** Records for processing follows **

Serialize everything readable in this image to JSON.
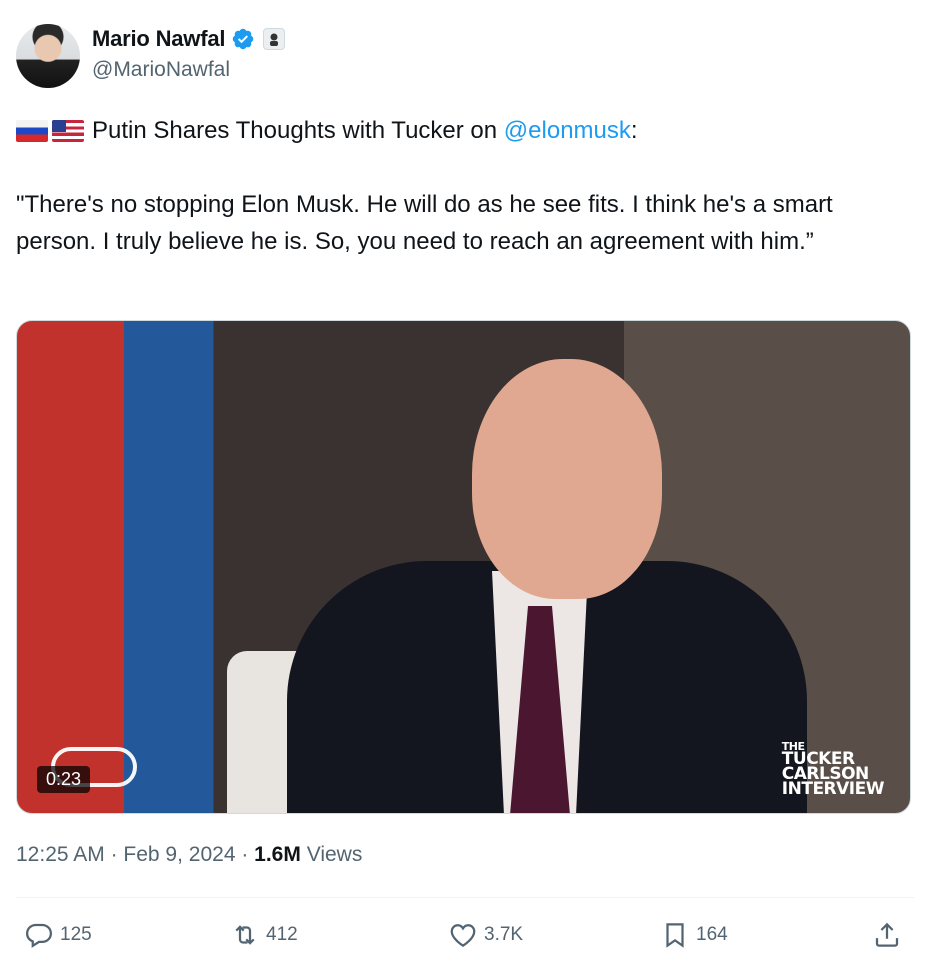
{
  "author": {
    "display_name": "Mario Nawfal",
    "handle": "@MarioNawfal",
    "verified": true,
    "verified_color": "#1d9bf0"
  },
  "tweet": {
    "flags": [
      "russia-flag",
      "usa-flag"
    ],
    "headline_prefix": "Putin Shares Thoughts with Tucker on ",
    "mention": "@elonmusk",
    "headline_suffix": ":",
    "quote": "\"There's no stopping Elon Musk. He will do as he see fits. I think he's a smart person. I truly believe he is. So, you need to reach an agreement with him.”"
  },
  "media": {
    "duration": "0:23",
    "watermark_lines": [
      "THE",
      "TUCKER",
      "CARLSON",
      "INTERVIEW"
    ]
  },
  "meta": {
    "time": "12:25 AM",
    "separator": " · ",
    "date": "Feb 9, 2024",
    "views_count": "1.6M",
    "views_label": " Views"
  },
  "actions": {
    "reply_count": "125",
    "retweet_count": "412",
    "like_count": "3.7K",
    "bookmark_count": "164"
  },
  "colors": {
    "text": "#0f1419",
    "secondary": "#536471",
    "link": "#1d9bf0"
  }
}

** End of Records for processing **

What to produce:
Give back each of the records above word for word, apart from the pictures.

Answer space:
Serialize everything readable in this image to JSON.
{
  "author": {
    "display_name": "Mario Nawfal",
    "handle": "@MarioNawfal",
    "verified": true,
    "verified_color": "#1d9bf0"
  },
  "tweet": {
    "flags": [
      "russia-flag",
      "usa-flag"
    ],
    "headline_prefix": "Putin Shares Thoughts with Tucker on ",
    "mention": "@elonmusk",
    "headline_suffix": ":",
    "quote": "\"There's no stopping Elon Musk. He will do as he see fits. I think he's a smart person. I truly believe he is. So, you need to reach an agreement with him.”"
  },
  "media": {
    "duration": "0:23",
    "watermark_lines": [
      "THE",
      "TUCKER",
      "CARLSON",
      "INTERVIEW"
    ]
  },
  "meta": {
    "time": "12:25 AM",
    "separator": " · ",
    "date": "Feb 9, 2024",
    "views_count": "1.6M",
    "views_label": " Views"
  },
  "actions": {
    "reply_count": "125",
    "retweet_count": "412",
    "like_count": "3.7K",
    "bookmark_count": "164"
  },
  "colors": {
    "text": "#0f1419",
    "secondary": "#536471",
    "link": "#1d9bf0"
  }
}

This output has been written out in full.